▶ _Action item_
Examine each line of the data. Copy the line if it includes the word "true".

(Web page and app entries)
###

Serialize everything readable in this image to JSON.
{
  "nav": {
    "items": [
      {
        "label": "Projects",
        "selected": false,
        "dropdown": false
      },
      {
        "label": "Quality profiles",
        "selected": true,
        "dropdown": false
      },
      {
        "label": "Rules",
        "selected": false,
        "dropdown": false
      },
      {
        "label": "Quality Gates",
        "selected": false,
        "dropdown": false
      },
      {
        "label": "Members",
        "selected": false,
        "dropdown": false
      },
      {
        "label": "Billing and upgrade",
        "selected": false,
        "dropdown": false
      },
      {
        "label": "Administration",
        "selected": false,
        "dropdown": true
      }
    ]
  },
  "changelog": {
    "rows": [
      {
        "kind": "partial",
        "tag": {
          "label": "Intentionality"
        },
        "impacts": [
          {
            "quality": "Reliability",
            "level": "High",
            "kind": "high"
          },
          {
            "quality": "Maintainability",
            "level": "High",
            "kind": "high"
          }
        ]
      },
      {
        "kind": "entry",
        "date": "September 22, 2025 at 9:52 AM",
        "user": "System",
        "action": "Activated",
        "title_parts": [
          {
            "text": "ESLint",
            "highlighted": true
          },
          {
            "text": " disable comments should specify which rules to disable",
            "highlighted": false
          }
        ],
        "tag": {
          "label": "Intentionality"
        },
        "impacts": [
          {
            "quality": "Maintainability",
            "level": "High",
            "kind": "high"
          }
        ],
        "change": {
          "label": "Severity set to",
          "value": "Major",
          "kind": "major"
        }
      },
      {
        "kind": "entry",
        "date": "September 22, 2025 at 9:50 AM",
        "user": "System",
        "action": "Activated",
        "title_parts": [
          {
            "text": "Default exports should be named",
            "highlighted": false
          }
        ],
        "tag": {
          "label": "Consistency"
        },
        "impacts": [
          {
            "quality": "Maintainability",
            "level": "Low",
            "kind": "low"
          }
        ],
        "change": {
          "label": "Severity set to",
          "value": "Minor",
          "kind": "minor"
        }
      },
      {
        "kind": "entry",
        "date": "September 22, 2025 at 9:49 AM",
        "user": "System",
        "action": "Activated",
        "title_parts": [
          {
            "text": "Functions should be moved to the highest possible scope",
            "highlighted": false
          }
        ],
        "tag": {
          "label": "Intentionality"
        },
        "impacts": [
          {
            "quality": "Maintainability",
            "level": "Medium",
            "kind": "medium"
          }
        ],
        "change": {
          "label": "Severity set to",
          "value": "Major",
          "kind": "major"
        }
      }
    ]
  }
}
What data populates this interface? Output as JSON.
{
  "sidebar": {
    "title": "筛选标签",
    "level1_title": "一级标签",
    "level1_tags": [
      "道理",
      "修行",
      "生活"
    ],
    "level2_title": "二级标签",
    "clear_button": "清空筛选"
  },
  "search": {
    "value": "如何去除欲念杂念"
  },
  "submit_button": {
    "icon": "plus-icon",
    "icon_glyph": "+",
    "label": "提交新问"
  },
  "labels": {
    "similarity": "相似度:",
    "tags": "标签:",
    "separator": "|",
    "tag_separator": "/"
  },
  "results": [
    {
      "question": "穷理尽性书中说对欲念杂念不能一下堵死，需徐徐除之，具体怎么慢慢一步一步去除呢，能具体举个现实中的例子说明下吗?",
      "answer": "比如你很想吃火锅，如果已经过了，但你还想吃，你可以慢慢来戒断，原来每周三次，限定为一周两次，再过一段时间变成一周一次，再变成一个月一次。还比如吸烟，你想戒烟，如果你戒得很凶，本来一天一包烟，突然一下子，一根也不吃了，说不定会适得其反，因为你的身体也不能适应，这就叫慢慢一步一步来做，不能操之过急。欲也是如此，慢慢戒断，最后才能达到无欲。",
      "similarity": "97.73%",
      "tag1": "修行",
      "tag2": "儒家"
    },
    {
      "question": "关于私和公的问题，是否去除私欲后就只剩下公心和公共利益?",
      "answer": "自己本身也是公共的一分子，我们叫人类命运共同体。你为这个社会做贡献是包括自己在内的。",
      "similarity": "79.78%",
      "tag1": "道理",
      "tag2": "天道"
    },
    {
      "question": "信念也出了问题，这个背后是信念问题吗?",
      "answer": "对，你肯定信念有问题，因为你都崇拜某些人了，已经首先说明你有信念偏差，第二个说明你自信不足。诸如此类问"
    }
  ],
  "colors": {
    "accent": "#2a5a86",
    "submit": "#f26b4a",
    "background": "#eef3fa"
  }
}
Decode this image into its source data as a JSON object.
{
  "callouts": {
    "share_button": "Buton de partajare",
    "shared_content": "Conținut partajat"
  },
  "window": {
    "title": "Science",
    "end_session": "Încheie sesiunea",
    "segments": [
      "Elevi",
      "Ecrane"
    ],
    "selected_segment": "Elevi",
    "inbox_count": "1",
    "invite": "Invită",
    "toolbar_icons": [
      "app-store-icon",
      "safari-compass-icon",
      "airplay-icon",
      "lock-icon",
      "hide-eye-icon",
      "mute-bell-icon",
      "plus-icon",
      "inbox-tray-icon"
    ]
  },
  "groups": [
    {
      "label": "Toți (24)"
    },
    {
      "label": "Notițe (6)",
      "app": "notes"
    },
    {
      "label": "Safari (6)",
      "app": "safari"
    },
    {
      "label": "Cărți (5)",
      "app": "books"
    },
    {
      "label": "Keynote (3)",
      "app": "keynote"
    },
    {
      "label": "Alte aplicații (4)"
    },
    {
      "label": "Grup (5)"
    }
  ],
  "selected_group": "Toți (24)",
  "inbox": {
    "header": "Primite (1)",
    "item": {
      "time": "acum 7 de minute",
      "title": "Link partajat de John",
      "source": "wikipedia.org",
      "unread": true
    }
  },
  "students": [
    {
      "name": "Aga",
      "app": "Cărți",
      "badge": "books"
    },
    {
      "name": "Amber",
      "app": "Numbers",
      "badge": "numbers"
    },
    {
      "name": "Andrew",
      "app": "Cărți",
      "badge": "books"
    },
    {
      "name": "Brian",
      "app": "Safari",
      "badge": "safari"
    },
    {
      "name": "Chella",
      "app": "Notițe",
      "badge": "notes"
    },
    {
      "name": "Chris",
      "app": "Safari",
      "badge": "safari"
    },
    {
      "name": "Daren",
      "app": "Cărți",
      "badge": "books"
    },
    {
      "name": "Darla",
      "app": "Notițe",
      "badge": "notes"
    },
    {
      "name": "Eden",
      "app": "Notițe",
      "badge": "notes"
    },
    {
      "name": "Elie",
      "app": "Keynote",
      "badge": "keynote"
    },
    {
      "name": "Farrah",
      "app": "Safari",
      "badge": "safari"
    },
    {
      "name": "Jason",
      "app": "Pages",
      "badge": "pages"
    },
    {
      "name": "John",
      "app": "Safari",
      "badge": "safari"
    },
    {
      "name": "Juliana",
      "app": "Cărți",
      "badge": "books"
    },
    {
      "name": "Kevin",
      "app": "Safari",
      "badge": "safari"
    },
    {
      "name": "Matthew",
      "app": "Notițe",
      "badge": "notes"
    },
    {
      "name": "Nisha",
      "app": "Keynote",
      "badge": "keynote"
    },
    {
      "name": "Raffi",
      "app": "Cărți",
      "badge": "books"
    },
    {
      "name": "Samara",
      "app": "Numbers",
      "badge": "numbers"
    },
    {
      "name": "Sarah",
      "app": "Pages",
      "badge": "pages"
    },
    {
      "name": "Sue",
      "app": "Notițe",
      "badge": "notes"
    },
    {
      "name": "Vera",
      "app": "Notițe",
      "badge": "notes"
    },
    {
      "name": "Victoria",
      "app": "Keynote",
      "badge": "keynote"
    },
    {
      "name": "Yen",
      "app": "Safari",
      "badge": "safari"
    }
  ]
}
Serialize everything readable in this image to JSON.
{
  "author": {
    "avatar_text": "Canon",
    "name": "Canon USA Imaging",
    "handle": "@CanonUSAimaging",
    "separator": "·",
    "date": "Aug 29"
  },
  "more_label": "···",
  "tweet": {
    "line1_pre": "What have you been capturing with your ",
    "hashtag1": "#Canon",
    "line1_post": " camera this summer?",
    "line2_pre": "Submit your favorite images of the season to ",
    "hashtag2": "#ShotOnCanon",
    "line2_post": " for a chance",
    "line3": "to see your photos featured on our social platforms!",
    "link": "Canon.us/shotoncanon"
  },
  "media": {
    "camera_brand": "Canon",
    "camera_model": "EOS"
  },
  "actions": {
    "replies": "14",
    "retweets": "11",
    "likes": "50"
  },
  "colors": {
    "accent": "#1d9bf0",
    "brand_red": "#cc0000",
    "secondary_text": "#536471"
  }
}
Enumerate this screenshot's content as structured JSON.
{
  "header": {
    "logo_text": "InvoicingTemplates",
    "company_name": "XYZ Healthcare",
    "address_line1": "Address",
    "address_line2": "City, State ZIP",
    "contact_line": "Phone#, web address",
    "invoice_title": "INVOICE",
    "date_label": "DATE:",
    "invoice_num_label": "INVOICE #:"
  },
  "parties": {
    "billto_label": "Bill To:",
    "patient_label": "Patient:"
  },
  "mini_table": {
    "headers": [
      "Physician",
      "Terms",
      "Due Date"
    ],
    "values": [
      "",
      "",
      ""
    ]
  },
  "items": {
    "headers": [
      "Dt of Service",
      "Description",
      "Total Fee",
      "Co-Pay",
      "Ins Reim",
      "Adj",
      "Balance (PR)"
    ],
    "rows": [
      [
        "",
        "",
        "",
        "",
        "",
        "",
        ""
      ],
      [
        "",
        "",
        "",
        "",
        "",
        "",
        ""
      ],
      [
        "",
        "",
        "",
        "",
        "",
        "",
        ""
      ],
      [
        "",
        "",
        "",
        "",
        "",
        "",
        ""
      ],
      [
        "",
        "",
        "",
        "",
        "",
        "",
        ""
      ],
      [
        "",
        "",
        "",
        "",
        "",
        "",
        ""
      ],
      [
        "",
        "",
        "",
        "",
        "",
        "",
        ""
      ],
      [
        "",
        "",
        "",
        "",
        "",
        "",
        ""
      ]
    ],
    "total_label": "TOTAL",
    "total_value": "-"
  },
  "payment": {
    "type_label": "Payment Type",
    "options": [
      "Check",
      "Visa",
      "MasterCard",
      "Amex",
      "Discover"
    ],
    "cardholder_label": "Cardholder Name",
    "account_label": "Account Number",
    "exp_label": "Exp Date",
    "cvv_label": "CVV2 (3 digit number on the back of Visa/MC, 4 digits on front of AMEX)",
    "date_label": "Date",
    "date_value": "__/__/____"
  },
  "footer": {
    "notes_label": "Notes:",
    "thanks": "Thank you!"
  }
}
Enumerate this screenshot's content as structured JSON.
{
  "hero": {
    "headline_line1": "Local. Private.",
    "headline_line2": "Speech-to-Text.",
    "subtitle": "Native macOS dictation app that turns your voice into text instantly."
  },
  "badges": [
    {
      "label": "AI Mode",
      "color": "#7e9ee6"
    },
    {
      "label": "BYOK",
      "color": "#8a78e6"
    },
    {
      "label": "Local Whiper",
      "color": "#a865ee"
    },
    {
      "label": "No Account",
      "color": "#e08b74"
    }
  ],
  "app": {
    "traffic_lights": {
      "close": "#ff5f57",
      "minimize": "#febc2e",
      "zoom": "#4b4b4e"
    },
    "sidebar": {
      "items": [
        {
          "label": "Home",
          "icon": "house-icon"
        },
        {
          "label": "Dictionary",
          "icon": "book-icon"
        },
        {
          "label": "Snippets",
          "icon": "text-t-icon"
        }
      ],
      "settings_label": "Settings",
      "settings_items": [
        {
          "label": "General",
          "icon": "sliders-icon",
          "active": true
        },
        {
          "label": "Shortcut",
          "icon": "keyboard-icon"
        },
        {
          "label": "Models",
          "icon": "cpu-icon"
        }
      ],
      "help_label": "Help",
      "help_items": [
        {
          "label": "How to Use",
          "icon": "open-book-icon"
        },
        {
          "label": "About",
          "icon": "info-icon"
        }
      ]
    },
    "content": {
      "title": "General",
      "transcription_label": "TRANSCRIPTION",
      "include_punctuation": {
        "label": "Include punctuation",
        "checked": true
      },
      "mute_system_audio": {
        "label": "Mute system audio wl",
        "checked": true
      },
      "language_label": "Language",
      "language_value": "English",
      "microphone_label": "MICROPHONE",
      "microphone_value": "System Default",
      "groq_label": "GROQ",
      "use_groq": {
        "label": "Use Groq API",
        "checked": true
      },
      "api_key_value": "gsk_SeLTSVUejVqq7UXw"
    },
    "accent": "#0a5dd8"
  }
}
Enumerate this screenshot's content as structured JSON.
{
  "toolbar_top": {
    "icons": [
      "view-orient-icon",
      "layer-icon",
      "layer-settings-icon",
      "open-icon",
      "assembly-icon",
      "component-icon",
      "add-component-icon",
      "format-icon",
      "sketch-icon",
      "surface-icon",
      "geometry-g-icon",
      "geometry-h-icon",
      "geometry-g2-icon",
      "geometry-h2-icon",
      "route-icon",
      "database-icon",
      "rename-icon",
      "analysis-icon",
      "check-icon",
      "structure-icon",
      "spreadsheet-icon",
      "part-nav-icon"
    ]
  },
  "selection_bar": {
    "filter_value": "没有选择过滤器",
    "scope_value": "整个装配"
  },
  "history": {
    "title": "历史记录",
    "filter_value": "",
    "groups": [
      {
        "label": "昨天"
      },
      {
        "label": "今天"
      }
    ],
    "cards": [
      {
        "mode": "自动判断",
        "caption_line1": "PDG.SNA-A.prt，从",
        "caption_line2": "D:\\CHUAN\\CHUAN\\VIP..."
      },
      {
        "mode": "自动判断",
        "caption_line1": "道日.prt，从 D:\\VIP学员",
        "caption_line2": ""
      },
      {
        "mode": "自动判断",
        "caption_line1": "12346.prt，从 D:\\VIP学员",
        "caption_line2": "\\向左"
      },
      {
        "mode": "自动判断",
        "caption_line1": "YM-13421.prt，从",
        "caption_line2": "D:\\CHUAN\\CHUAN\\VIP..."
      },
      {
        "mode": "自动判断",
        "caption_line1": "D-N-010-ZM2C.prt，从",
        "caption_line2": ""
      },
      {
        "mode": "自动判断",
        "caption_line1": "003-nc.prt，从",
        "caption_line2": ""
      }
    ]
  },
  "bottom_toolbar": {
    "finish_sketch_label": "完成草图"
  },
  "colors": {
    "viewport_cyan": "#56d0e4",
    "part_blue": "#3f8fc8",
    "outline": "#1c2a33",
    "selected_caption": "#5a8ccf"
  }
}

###

▶ _Written answer_
        "selected": true,
        "dropdown": true
            "highlighted": true
      "unread": true
          "active": true
        "checked": true
        "checked": true
        "checked": true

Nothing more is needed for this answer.